The ceremony was presided over by Dr Dan Lloyd, Chair of the University Music Prize Committee and himself an orchestral instrumentalist. Our thanks to the invited guests, supporters, and prize-givers who attended the ceremony, and our congratulations to all the prize-winners.
Congratulations to all the performers involved in the mesmerising first performance of Between Worlds by composer / violinist Anna Phoebe, which took an entranced audience on a meditative odyssey on the penultimate day of Summer Music Week.
Drawing on research media from the School of Biosciences, Anna’s piece explores the intangible boundary between science and art in a collaborative piece for choir, strings, percussion, soloists and film-projections by artist Skyla Bridges.
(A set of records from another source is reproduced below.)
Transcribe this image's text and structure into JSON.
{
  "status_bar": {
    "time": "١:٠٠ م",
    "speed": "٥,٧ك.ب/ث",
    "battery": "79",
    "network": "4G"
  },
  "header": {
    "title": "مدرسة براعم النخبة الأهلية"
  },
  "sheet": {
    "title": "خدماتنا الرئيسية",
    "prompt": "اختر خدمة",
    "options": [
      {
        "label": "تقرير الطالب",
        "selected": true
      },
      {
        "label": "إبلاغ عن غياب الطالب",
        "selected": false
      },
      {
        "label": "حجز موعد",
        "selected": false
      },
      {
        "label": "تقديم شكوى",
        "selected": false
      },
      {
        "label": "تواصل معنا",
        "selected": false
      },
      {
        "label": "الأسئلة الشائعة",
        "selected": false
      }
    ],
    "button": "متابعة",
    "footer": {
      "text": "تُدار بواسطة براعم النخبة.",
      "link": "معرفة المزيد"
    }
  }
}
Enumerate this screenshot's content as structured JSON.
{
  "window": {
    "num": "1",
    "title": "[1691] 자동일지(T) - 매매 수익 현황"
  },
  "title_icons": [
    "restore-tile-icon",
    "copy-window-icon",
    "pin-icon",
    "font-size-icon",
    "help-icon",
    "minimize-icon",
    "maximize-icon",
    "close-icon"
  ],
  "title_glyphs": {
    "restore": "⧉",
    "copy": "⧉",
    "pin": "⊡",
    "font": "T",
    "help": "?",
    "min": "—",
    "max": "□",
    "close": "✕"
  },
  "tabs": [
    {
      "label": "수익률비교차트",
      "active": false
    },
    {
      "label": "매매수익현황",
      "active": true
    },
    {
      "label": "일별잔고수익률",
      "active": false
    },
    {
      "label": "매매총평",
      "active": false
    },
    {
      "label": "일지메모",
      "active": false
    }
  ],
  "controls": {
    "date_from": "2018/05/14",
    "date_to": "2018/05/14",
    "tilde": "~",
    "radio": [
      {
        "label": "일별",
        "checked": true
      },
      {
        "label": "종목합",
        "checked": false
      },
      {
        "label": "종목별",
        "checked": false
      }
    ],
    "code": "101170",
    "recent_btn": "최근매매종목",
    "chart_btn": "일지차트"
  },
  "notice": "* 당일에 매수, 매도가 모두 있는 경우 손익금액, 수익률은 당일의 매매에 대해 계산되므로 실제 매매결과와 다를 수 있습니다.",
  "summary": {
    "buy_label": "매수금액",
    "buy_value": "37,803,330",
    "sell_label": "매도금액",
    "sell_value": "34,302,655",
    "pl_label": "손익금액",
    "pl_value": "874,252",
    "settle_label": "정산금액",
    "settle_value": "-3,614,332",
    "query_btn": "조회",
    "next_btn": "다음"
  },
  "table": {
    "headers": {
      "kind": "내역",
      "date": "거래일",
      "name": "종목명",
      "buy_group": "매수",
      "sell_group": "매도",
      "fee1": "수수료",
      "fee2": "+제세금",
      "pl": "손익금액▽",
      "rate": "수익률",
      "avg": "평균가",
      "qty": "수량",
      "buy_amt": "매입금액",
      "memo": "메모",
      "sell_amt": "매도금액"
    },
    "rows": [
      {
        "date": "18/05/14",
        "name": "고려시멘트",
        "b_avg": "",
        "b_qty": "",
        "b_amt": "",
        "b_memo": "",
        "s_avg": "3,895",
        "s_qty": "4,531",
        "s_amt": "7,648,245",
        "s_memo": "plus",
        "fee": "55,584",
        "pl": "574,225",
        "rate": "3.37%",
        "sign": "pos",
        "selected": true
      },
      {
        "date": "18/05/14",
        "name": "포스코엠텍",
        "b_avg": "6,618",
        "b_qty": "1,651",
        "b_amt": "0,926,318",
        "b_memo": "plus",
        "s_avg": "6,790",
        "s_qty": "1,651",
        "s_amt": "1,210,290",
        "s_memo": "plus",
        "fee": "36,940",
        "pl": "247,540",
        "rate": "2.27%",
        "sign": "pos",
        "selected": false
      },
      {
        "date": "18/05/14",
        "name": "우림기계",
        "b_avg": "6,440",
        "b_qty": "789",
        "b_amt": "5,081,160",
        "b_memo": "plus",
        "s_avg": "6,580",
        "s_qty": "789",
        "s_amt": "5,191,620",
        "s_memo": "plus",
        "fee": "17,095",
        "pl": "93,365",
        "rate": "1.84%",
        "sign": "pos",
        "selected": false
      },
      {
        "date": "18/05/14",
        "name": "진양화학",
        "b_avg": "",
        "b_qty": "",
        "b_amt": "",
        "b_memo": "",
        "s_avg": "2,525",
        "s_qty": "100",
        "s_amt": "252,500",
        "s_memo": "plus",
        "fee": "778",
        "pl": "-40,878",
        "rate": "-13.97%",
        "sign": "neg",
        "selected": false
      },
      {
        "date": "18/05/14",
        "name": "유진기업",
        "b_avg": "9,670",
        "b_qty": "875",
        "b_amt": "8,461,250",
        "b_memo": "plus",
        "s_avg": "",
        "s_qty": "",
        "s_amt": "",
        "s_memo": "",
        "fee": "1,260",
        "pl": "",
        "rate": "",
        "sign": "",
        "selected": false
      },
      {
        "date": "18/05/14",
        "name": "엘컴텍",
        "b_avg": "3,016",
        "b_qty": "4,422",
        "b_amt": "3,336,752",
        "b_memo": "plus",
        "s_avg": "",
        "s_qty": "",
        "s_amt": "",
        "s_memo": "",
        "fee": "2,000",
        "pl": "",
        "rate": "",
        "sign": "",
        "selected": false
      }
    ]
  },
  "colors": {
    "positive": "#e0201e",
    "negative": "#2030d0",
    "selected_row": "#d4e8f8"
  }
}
Conducted by Deputy Director of Music, Dan Harding, the University Chamber Choir and String Sinfonia, together with Anna herself on violin, pianist Jacob Downs, second-year postrgraduate Leon on percussion, and oboist Dan Lloyd (also Deputy Head of the School of Biosciences) unfurled Anna’s evocative piece against a tapestry of ambient electronic soundtracks and beneath Skyla Bridges’ wonderfully beautiful projections taken from research imagery by Dr Chris Toseland.
The first half of the concert saw a conducter-less (for the most part) String Sinfonia in music by Britten, Reger, Purcell and Arvo Pärt’s lachrymaic Cantus in memoriam Benjamin Britten, for which the strings were joined by conductor, Susan Wanless. Pärt’s haunting tribute to Britten closed the first half an set the atmosphere for the second.
Afterwards, performers, audience and guests mingled for a post-concert reception to celebrate the fruition of a project that has been in rehearsal since January. Read the programme from the event yourself here.